→ **ASSIGNED TASK**
From the listing below, extract every line in which the word "자기장의" appears.

→ **DATA EXCERPTS**
····················
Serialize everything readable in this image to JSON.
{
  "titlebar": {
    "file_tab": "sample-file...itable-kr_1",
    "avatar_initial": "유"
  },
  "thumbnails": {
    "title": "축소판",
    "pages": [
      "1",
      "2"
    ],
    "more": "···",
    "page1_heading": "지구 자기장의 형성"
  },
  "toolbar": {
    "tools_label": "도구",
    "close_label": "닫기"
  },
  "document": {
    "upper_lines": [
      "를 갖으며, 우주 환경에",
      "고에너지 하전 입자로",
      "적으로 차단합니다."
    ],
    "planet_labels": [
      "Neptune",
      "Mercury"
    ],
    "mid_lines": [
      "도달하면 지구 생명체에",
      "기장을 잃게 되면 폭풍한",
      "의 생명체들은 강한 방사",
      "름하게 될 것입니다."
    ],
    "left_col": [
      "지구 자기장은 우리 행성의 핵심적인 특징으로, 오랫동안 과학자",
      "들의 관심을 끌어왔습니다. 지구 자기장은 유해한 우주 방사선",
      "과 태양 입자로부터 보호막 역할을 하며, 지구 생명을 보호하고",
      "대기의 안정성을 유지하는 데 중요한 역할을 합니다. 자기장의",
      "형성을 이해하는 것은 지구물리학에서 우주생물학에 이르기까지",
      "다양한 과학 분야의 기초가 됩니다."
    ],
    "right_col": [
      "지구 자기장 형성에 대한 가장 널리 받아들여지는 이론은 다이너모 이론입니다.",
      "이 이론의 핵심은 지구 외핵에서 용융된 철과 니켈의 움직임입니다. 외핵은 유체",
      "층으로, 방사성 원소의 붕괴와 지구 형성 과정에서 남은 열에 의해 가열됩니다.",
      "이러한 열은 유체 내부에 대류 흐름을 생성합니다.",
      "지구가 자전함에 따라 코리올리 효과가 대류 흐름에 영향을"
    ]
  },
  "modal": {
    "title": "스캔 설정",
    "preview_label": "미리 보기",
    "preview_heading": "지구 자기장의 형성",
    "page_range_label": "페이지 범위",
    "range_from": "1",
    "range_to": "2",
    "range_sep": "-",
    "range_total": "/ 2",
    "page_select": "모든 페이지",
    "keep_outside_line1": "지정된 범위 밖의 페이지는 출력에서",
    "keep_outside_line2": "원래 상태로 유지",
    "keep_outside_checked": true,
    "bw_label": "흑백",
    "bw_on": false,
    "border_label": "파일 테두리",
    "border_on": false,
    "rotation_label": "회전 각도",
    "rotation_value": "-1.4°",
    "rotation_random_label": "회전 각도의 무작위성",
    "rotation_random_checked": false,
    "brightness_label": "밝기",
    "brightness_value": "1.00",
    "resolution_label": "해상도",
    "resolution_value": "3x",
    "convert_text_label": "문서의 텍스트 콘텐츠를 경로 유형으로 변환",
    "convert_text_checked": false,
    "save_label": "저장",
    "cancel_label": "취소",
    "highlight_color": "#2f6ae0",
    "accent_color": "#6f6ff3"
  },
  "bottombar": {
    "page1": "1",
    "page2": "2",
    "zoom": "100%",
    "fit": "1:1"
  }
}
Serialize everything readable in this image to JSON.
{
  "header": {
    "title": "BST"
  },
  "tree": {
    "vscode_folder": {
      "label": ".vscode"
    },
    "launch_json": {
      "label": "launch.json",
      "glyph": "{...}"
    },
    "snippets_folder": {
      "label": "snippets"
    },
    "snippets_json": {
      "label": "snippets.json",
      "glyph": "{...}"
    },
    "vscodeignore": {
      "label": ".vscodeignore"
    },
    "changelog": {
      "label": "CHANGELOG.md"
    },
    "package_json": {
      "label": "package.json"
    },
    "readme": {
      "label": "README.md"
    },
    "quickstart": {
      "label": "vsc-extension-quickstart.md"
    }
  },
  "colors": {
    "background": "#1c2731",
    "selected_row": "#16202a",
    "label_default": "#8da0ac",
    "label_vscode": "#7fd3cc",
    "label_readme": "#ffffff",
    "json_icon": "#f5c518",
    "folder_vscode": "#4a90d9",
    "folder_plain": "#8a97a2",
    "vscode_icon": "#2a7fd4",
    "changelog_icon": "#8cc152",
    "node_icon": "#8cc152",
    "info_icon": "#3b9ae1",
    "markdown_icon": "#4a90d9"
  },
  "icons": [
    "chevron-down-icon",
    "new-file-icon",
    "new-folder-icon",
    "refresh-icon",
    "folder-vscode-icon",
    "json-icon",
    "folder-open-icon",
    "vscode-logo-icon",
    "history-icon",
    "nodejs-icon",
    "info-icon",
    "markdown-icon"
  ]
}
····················
→ **SOLUTION FOR THIS TASK**
    "page1_heading": "지구 자기장의 형성"
      "대기의 안정성을 유지하는 데 중요한 역할을 합니다. 자기장의",
    "preview_heading": "지구 자기장의 형성",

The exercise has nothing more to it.